> **Work to be completed**
Find the lines below in which the string "Скрыть" occurs. Copy each one.

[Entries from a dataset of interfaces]
┄┄┄┄┄┄

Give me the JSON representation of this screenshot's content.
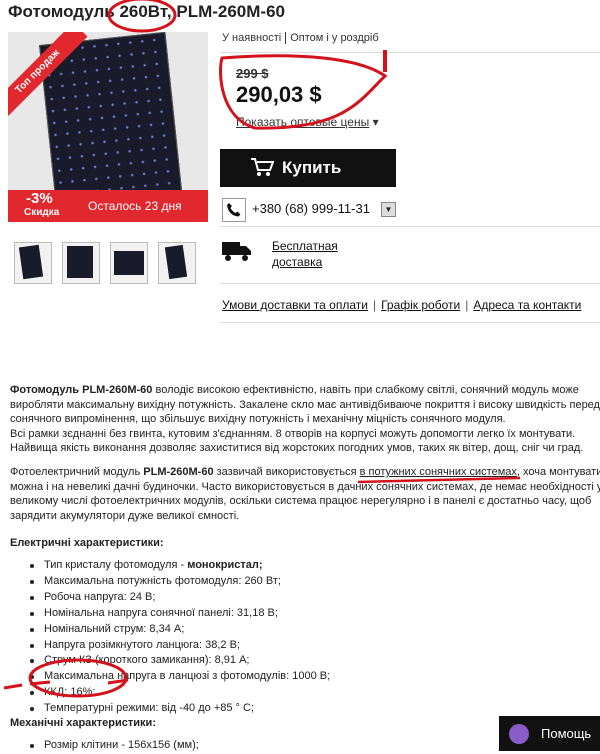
{
  "product": {
    "title": "Фотомодуль 260Вт, PLM-260M-60",
    "badge": "Топ продаж",
    "discount_pct": "-3%",
    "discount_label": "Скидка",
    "remaining": "Осталось 23 дня"
  },
  "availability": {
    "in_stock": "У наявності",
    "type": "Оптом і у роздріб"
  },
  "pricing": {
    "old_price": "299 $",
    "price": "290,03 $",
    "wholesale_link": "Показать оптовые цены"
  },
  "buy_button": "Купить",
  "phone": "+380 (68) 999-11-31",
  "delivery": {
    "line1": "Бесплатная",
    "line2": "доставка"
  },
  "info_links": [
    "Умови доставки та оплати",
    "Графік роботи",
    "Адреса та контакти"
  ],
  "description": {
    "p1_bold": "Фотомодуль PLM-260M-60",
    "p1_rest": " володіє високою ефективністю, навіть при слабкому світлі, сонячний модуль може виробляти максимальну вихідну потужність. Закалене скло має антивідбиваюче покриття і високу швидкість передачі сонячного випромінення, що збільшує вихідну потужність і механічну міцність сонячного модуля.",
    "p2": "Всі рамки зєднанні без гвинта, кутовим з'єднанням. 8 отворів на корпусі можуть допомогти легко їх монтувати.",
    "p3": "Найвища якість виконання дозволяє захиститися від жорстоких погодних умов, таких як вітер, дощ, сніг чи град.",
    "p4_a": "Фотоелектричний модуль ",
    "p4_bold": "PLM-260M-60",
    "p4_b": " зазвичай використовується ",
    "p4_u": "в потужних сонячних системах",
    "p4_c": ", хоча монтувати можна і на невеликі дачні будиночки. Часто використовується в дачних сонячних системах, де немає необхідності у великому числі фотоелектричних модулів, оскільки система працює нерегулярно і в панелі є достатньо часу, щоб зарядити акумулятори дуже великої ємності."
  },
  "electrical": {
    "heading": "Електричні характеристики:",
    "items": [
      "Тип кристалу фотомодуля - монокристал;",
      "Максимальна потужність фотомодуля: 260 Вт;",
      "Робоча напруга: 24 В;",
      "Номінальна напруга сонячної панелі: 31,18 В;",
      "Номінальний струм: 8,34 А;",
      "Напруга розімкнутого ланцюга: 38,2 В;",
      "Струм КЗ (короткого замикання): 8,91 А;",
      "Максимальна напруга в ланцюзі з фотомодулів: 1000 В;",
      "ККД: 16%;",
      "Температурні режими: від -40 до +85 ° С;"
    ]
  },
  "mechanical": {
    "heading": "Механічні характеристики:",
    "items": [
      "Розмір клітини - 156x156 (мм);"
    ]
  },
  "help_button": "Помощь",
  "colors": {
    "accent_red": "#e0282e",
    "annotation_red": "#d4121b",
    "button_black": "#111111"
  }
}
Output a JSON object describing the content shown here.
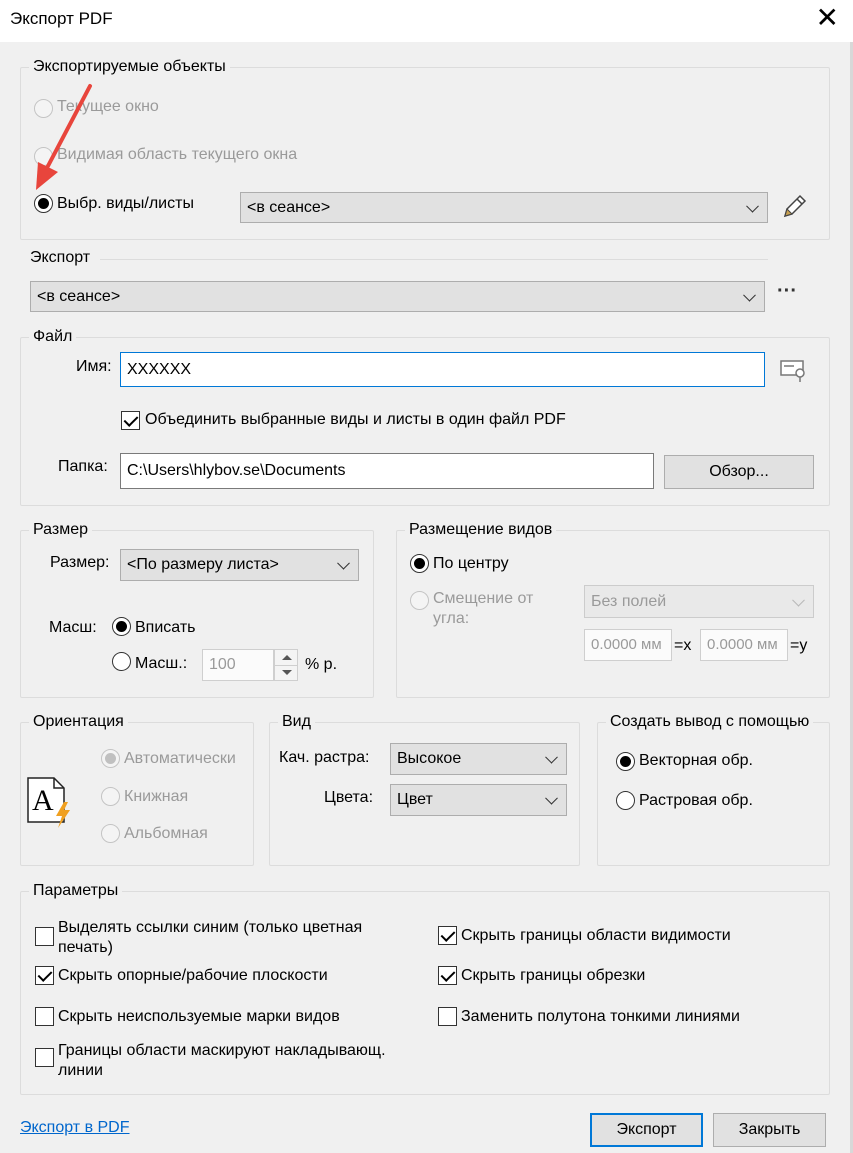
{
  "window": {
    "title": "Экспорт PDF",
    "close_symbol": "✕"
  },
  "objects_group": {
    "legend": "Экспортируемые объекты",
    "radio_current_window": "Текущее окно",
    "radio_visible_area": "Видимая область текущего окна",
    "radio_selected_views": "Выбр. виды/листы",
    "selection_value": "<в сеансе>"
  },
  "export_group": {
    "legend": "Экспорт",
    "setup_value": "<в сеансе>",
    "more_symbol": "···"
  },
  "file_group": {
    "legend": "Файл",
    "name_label": "Имя:",
    "name_value": "XXXXXX",
    "combine_label": "Объединить выбранные виды и листы в один файл PDF",
    "combine_checked": true,
    "folder_label": "Папка:",
    "folder_value": "C:\\Users\\hlybov.se\\Documents",
    "browse_label": "Обзор..."
  },
  "size_group": {
    "legend": "Размер",
    "size_label": "Размер:",
    "size_value": "<По размеру листа>",
    "scale_label": "Масш:",
    "fit_label": "Вписать",
    "zoom_label": "Масш.:",
    "zoom_value": "100",
    "percent_label": "% р."
  },
  "placement_group": {
    "legend": "Размещение видов",
    "center_label": "По центру",
    "offset_label_1": "Смещение от",
    "offset_label_2": "угла:",
    "margin_value": "Без полей",
    "x_value": "0.0000 мм",
    "x_suffix": "=x",
    "y_value": "0.0000 мм",
    "y_suffix": "=y"
  },
  "orientation_group": {
    "legend": "Ориентация",
    "auto_label": "Автоматически",
    "portrait_label": "Книжная",
    "landscape_label": "Альбомная",
    "icon_letter": "A"
  },
  "view_group": {
    "legend": "Вид",
    "raster_label": "Кач. растра:",
    "raster_value": "Высокое",
    "colors_label": "Цвета:",
    "colors_value": "Цвет"
  },
  "output_group": {
    "legend": "Создать вывод с помощью",
    "vector_label": "Векторная обр.",
    "raster_label": "Растровая обр."
  },
  "params_group": {
    "legend": "Параметры",
    "blue_links_1": "Выделять ссылки синим (только цветная",
    "blue_links_2": "печать)",
    "hide_ref_planes": "Скрыть опорные/рабочие плоскости",
    "hide_unused_tags": "Скрыть неиспользуемые марки видов",
    "mask_lines_1": "Границы области маскируют накладывающ.",
    "mask_lines_2": "линии",
    "hide_scope_boxes": "Скрыть границы области видимости",
    "hide_crop_boundaries": "Скрыть границы обрезки",
    "replace_halftone": "Заменить полутона тонкими линиями"
  },
  "footer": {
    "help_link": "Экспорт в PDF",
    "export_button": "Экспорт",
    "close_button": "Закрыть"
  },
  "colors": {
    "accent": "#0078d7",
    "arrow": "#e8453c",
    "link": "#0066cc",
    "lightning": "#f0a020"
  }
}
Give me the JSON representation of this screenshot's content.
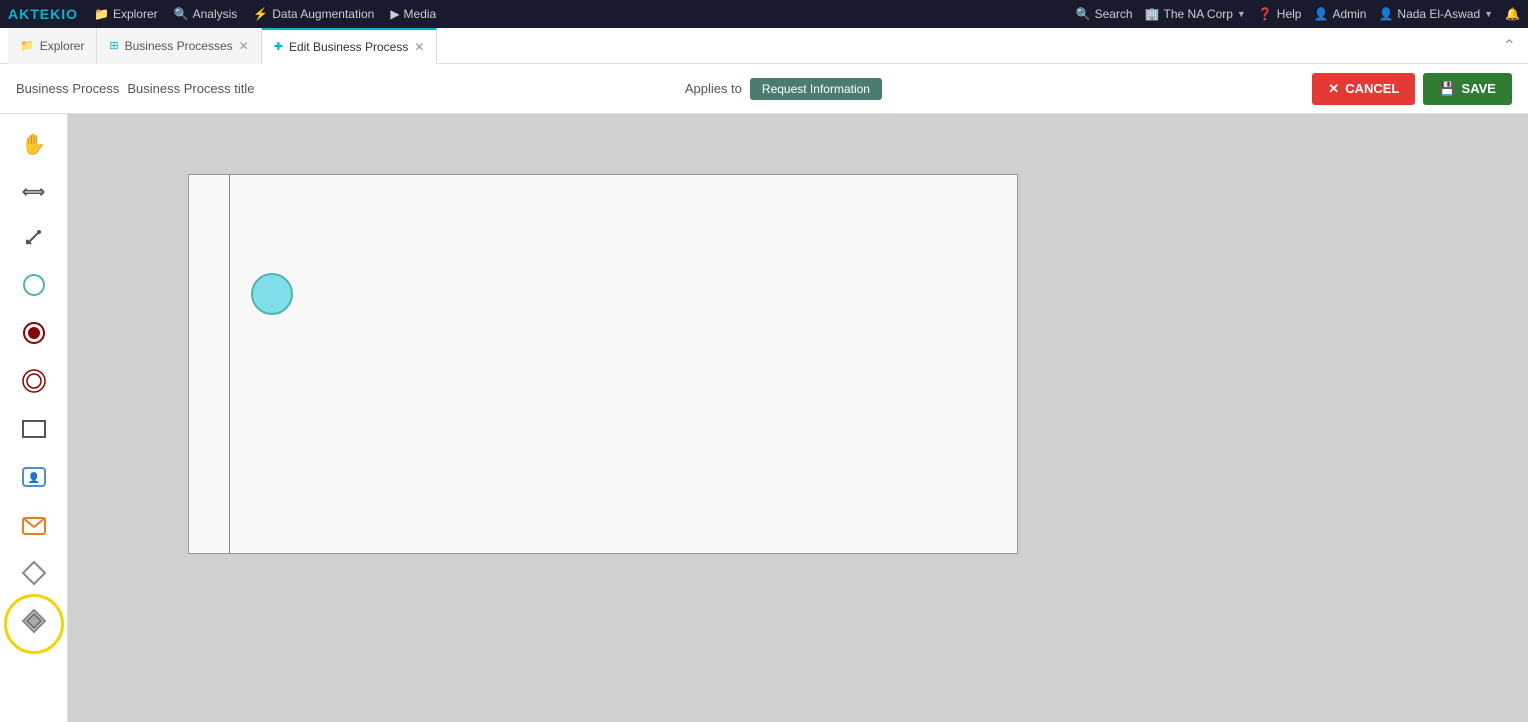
{
  "app": {
    "logo": "AKTEKIO",
    "nav_items": [
      {
        "label": "Explorer",
        "icon": "folder-icon"
      },
      {
        "label": "Analysis",
        "icon": "search-icon"
      },
      {
        "label": "Data Augmentation",
        "icon": "data-icon"
      },
      {
        "label": "Media",
        "icon": "media-icon"
      }
    ],
    "nav_right": [
      {
        "label": "Search",
        "icon": "search-icon"
      },
      {
        "label": "The NA Corp",
        "icon": "building-icon",
        "has_chevron": true
      },
      {
        "label": "Help",
        "icon": "help-icon"
      },
      {
        "label": "Admin",
        "icon": "admin-icon"
      },
      {
        "label": "Nada El-Aswad",
        "icon": "user-icon",
        "has_chevron": true
      }
    ]
  },
  "tabs": [
    {
      "label": "Explorer",
      "icon": "folder-icon",
      "closeable": false,
      "active": false
    },
    {
      "label": "Business Processes",
      "icon": "grid-icon",
      "closeable": true,
      "active": false
    },
    {
      "label": "Edit Business Process",
      "icon": "plus-icon",
      "closeable": true,
      "active": true
    }
  ],
  "toolbar": {
    "breadcrumb": {
      "part1": "Business Process",
      "part2": "Business Process title"
    },
    "applies_to_label": "Applies to",
    "applies_to_btn": "Request Information",
    "cancel_label": "CANCEL",
    "save_label": "SAVE"
  },
  "tools": [
    {
      "id": "hand",
      "label": "Hand tool",
      "icon": "hand"
    },
    {
      "id": "move",
      "label": "Move tool",
      "icon": "move"
    },
    {
      "id": "pen",
      "label": "Pen tool",
      "icon": "pen"
    },
    {
      "id": "circle-outline",
      "label": "Circle outline",
      "icon": "circle-outline"
    },
    {
      "id": "circle-filled",
      "label": "Circle filled",
      "icon": "circle-filled"
    },
    {
      "id": "circle-double",
      "label": "Circle double",
      "icon": "circle-double"
    },
    {
      "id": "rectangle",
      "label": "Rectangle",
      "icon": "rect"
    },
    {
      "id": "task",
      "label": "Task",
      "icon": "task"
    },
    {
      "id": "envelope",
      "label": "Envelope",
      "icon": "envelope"
    },
    {
      "id": "diamond",
      "label": "Diamond",
      "icon": "diamond"
    },
    {
      "id": "diamond2",
      "label": "Diamond filled",
      "icon": "diamond2",
      "highlighted": true
    }
  ],
  "canvas": {
    "circle": {
      "color": "#80deea",
      "border_color": "#4db6ac"
    }
  }
}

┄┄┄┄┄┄

> **Final answer**
    "hide_ref_planes": "Скрыть опорные/рабочие плоскости",
    "hide_unused_tags": "Скрыть неиспользуемые марки видов",
    "hide_scope_boxes": "Скрыть границы области видимости",
    "hide_crop_boundaries": "Скрыть границы обрезки",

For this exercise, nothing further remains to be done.